German midfielder Bastian Schweinsteiger has extended his contract with Bayern Munich through the 2016 season, a move made public by his taking the microphone off the Allianz Arena's announcer and revealing the deal on stage in front of the fans after Bayern's 3-0 win over St. Pauli:
I have extended my contract and will stay at FC Bayern until 2016. Long live Bayern!
-Bastian Schweinsteiger, 12/11/2010.
The 26 year-old Schweinsteiger's star has been rising ever since he assumed a more central position in Bayern's midfield, and his sublime play during Germany's 2010 World Cup run cemented his reputation as one of the world's top talents. With his £100K per week contract originally due to expire at the end of 2012, several other teams had been vying to poach him from the Bundesliga side, including Chelsea and Manchester United - the latter side apparently offering Bayern an £18M transfer fee earlier this week. However, with Schweinsteiger now under contract for the long run, any thoughts of him joining one of the big Premier League or La Liga sides is now out of the question. The clubs pursuing his signature will be moving to plan B.
Schweinsteiger's contract demands were rumoured to be in the £140-150K per week range, and there had been some rumours of his being discontent with life in the Bundesliga. All of that, I'd imagine, is now water under the bridge.

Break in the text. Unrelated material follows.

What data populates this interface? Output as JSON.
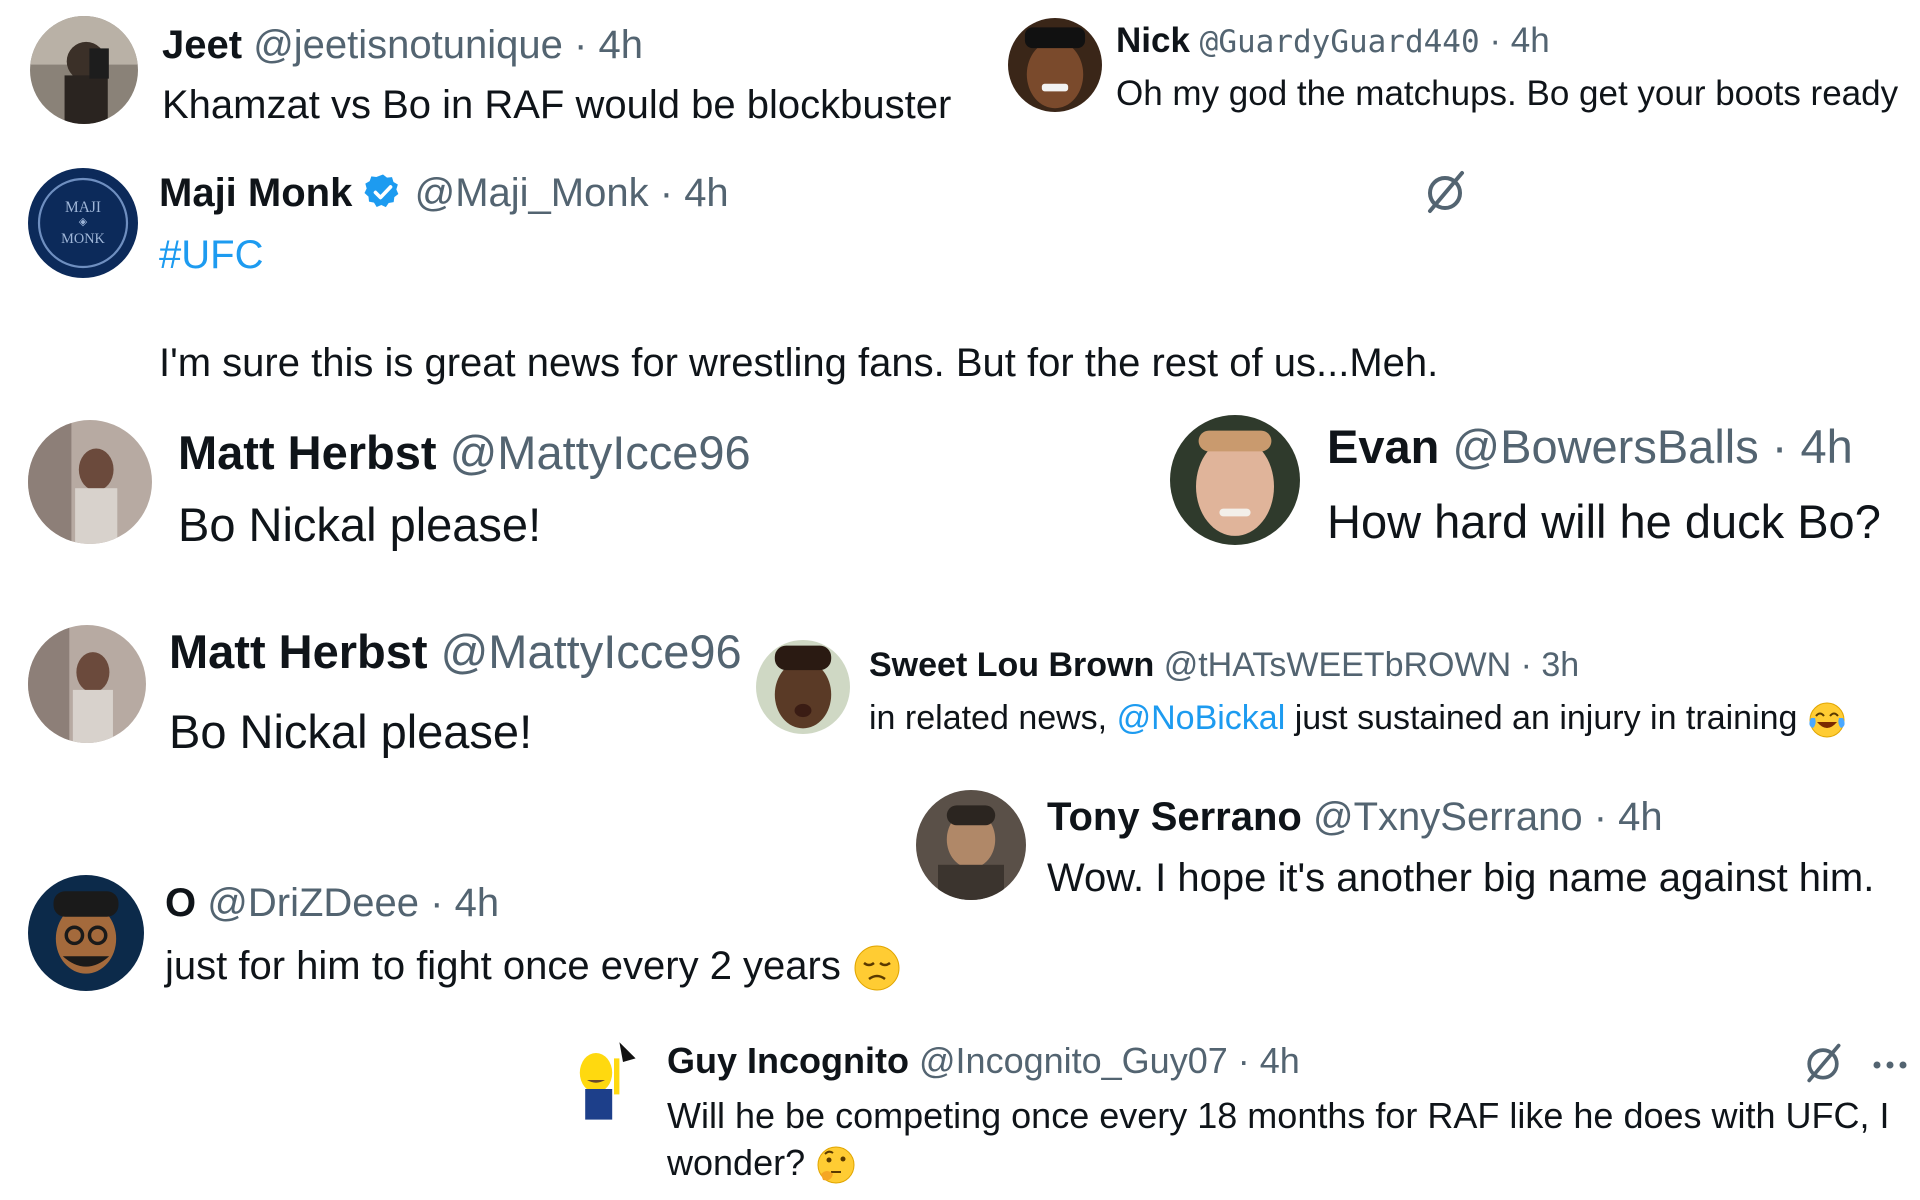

Congratulations to Bayern for retaining the services of Germany's best player.
What Does This Mean For Chelsea?
Schweinsteiger was expected to be a major target for the Blues, who've looked strangely lightweight in the midfield with the extended absence of Frank Lampard and the rather sporadic availability of Michael Essien. With a big money-move for Schweinsteiger (who would have been cup-tied in Europe) now impossible, Chelsea may move on to lesser-known targets to bolster their midfield come January.
Without worrying about a possible big-money bid for the German star, Chelsea will also now be able to more confidently pursue other major targets, rumoured to include the likes of Gary Cahill and Benfica's David Luiz. Schweinsteiger probably should have been first, second, third, and fourth on Chelsea's wish list, so it'll be interesting to see what Chelsea might do without that possibility. There's a lot of paths they could take to improve their side in January, but none of them will be as exciting - in the short or long term - as acquiring Schweinsteiger would have been.
I'd put my money on Chelsea buying both Cahill and a backup-calibre midfielder from one of Europe's second-tier sides this January rather than making any huge splashes, despite the noises that Chelsea are prepared to spend big in this transfer window.